I liked how Erwin comfortably morphs into a range of characters – recognized mainly through his voice – and the use of simple props.

He dons a wide brim Stetson hat and struts about with hands in his pockets and speaks American English with a heavy Texan drawl.

Erwin speaking American English
with a heavy Texan drawl
It takes a bit of time to make out what he’s saying from the obviously lengthened and drawn-out vowels but he cuts a mean portrayal of a typical character out of the Wild West.

He warbled away, discussing the topic – from farm to fashion – about how cows are bred for milk and meat, and how its hide is turned into durable fashion accessories like quality bags, belts and shoes.

When he describes how the cow is stripped of its hide, he also dramatically unzips his top and throws it to the ground as he keeps the audience focused on his words...

The clever play of lights keeps the focus on the actor who moves across a small space to bring the audience with him to various scenes in the drama.

Erwin is Singaporean Malay and I give him full-marks for being so comfortably multi-lingual in Chinese language, both in Mandarin and Hokkien dialect.

[I’m not ashamed to admit that he speaks more fluently and accurately than I do!]

He strips off his top...
He talks about tanning the cow hide (in Hokkien!) and my thoughts flash to how Johor was once the world’s largest exporter of gambier, mainly used as a tanning agent back in the 19th century…

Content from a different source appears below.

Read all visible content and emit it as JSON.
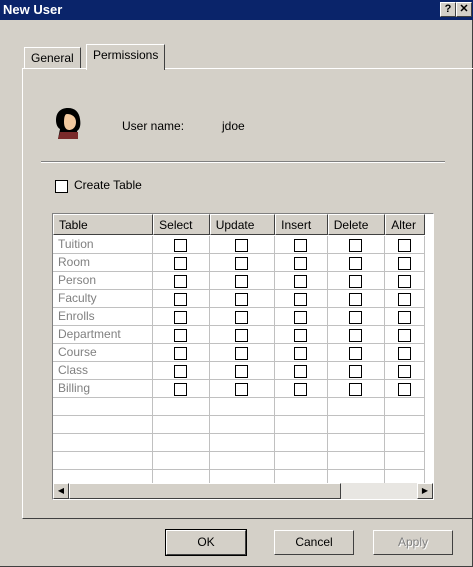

Then Erwin is at home with his mother and they chat in Malay. In a typically Malay scenario, he sits on a woven mat spread out on the floor, to have tea.

Later he puts on his artisan’s apron and sits down to craft a leather accessory from a piece of cow hide while giving the audience blow-by-blow instructions on how to achieve the best results.

Erwin skillfully engages with the audience and even invited individuals to participate with him as part of the performance.

The message of the monologue is achieved when thought-provoking seeds are planted in the minds of the audience, to take home and ponder upon.

At the close of the show, the audience is invited to stay as the actor and director pull up chairs and sit down for a chat with the audience, within an intimate circle.

This show is the result of a collaboration between Erwin and director, Richard Tan, better known as Baba Richard for his straits-born heritage, for a commissioned 20-minute monologue back in 2016.

They tell us that since the first show, the drama had organically evolved to what it is today.

Erwin Shah Ismail [Right] and director, Baba Richard Tan
It is a highly “portable” show with the props conveniently packed into one travelling bag.

When the time was ripe to “take it on the road,” Johor Baru is its first stop as part of the first leg of their first international tour.

This is only the beginning for Kulit On The Go.

It still has a journey to travel before this monologue can be fully appreciated for what it’s worth.

Maybe one fine day, we can look back on this first show in JB in its international tour – which made history – and then see how far this monologue has gone?

So I leave, pondering on cow hide and tanning, the cow population vs humans, methane and vegans and how a Malay young man, using multi-languages in a monologue, successfully engaged the attention of a mixed audience of Asians and non-Asians.